“We should not be focusing on money when we have a town without local law enforcement officers,” he said. The sheriff’s police have a local, satellite office and report to a regional sheriff. And when the sheriff’s police arrest someone, they are driven to the Cook County courthouse in nearby Markham for processing and to be detained, said Mateck.
“This is the same procedure the Ford Heights police would normally follow,” she added. Previously, the sheriff’s police assumed full-time duties in Ford Heights from 1996- 2001 when several Ford Heights officers were fighting federal indictments on corruption charges, Mateck added. Since the deputies’ arrival, morale among residents has improved despite certain still visible crimes, said Pharis Bolden, 39. “There has been a lot of prostitution going on lately.
People from (neighboring) Chicago Heights have been coming here looking for sex,” Bolden said. “You can see them walking down Cottage Grove Avenue by the school looking for customers. It really makes Ford Heights look like a slum town to outsiders when you have crack heads walking around the place.” However, Cook County Sheriff Thomas Dart disputed claims that crime is dragging the city down. He pointed out that crime dropped 33 percent from 2005-2006, when sheriff’s police began working in Ford Heights.
Dart nor the Ford Heights Police Department had crime statistics available at press time. But according to the Web site citydata. com, an information and statistics site, the crime index for Ford Heights was 4,004.9 in 2006 compared to 6,563.3 in 2005. That breaks down to a total of 840 crimes reported in 2006 and 1,256 in 2005. “Crime usually starts small in a community and grows over time.

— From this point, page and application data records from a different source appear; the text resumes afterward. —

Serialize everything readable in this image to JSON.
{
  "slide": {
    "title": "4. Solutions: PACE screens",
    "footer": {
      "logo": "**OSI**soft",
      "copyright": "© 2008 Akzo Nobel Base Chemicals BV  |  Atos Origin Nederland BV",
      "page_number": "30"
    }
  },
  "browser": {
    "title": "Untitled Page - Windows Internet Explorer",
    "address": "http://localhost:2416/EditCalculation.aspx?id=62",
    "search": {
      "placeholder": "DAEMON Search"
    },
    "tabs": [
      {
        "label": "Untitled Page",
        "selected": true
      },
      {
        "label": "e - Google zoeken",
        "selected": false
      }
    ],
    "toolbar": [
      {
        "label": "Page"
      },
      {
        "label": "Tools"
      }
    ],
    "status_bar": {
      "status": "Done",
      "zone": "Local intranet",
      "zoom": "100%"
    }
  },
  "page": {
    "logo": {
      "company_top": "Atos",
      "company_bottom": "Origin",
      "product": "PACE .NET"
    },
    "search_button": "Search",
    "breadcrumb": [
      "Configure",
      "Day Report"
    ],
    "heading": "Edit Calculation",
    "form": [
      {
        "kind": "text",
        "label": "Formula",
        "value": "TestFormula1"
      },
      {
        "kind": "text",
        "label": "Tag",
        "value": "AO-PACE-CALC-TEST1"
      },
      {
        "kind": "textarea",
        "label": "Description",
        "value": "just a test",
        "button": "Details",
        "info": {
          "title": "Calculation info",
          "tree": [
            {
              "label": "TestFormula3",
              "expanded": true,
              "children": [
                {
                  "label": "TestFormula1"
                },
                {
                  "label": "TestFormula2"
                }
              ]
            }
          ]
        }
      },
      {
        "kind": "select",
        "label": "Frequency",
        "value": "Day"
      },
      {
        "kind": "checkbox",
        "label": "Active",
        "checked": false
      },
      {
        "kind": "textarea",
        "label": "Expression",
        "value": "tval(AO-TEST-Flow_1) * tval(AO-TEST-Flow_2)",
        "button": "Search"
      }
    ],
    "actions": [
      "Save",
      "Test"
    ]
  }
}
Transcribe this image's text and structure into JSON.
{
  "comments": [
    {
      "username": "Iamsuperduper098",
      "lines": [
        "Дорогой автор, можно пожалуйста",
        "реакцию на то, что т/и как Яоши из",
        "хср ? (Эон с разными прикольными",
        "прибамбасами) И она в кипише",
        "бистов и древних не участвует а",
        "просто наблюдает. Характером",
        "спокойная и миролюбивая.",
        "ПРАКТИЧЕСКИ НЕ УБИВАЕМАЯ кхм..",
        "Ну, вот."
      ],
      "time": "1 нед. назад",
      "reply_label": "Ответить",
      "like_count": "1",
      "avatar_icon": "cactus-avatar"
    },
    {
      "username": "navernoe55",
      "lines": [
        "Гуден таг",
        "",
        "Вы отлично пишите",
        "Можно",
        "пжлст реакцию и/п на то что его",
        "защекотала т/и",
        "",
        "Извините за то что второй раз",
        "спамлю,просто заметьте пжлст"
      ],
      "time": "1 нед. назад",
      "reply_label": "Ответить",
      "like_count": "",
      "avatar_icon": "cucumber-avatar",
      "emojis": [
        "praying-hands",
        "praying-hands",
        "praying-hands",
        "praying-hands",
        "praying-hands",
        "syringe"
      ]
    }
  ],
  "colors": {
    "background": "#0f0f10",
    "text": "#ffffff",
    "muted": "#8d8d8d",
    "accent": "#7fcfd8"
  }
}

We are committed to providing the community of Ford Heights with police duties necessary to keep them safe and secure,” Dart said in a written statement. Some residents said burglaries, car thefts and robberies are crimes that need to be addressed immediately. “Ford Heights is an open space, so you can literally break-in someone’s house without being noticed by anyone,” said David Jackson, 51.
“Here in Ford Heights you don’t have to worry so much about your car being repossessed because chances are it will get stolen long before the repo man arrives.” Jackson had his 2001 Pontiac Grand Am stolen last May. It was never recovered. So he bought a 2004 Dodge Intrepid in December but one month later, someone broke in and stole the radio.
“You’d better have a garage living in Ford Heights because on the street your car is fair game,” he added. “If I had somewhere else to go I would move but the truth is I cannot afford to move because I am disabled.”